The Orlando Sentinel disclosed FBI records showing that federal law-enforcement officers learned that Zimmerman is not a racist and is indeed far from it.
Meanwhile, the Miami Herald reported that the lead detective in the Martin case told the FBI that fellow detectives pressured him to press charges.
The latest news in the case provides even more reason for special prosecutor Angela Corey to drop the case against Zimmerman, who has claimed from day one, February 26, that he shot Martin in self-defense because Martin was trying murder him.
Zimmerman Not a Racist
The Sentinel reported,
Federal civil-rights investigators interviewed dozens of George Zimmerman's friends, neighbors and co-workers, and no one said he was a racist, records released Thursday show.

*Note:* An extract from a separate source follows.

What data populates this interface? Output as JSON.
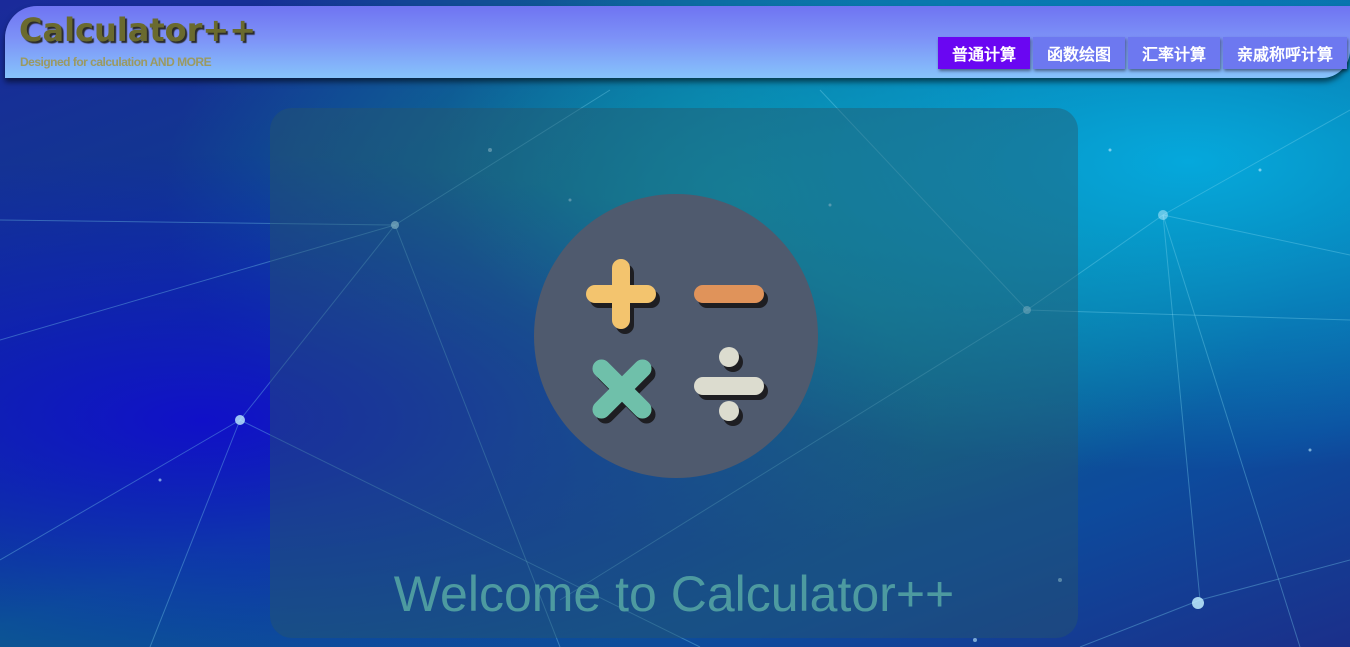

FBI agents spread out across the state, talking to three dozen people, including gun-shop employees, Zimmerman's ex-fiancée and the Sanford police detective who led the investigation into the fatal shooting of Trayvon Martin, an unarmed black 17-year-old.
The key witness defending Zimmerman from the charge of racism is his ex-fiancée, the Sentinel reported, “who filed a domestic-violence injunction against him in 2005.” She “described Zimmerman as ‘protective and territorial’ toward her and ‘having a bad temper,’ but he was no racist, she told the FBI.” The paper continued,
Click here to read the entire article.
Photo of George Zimmerman: AP Images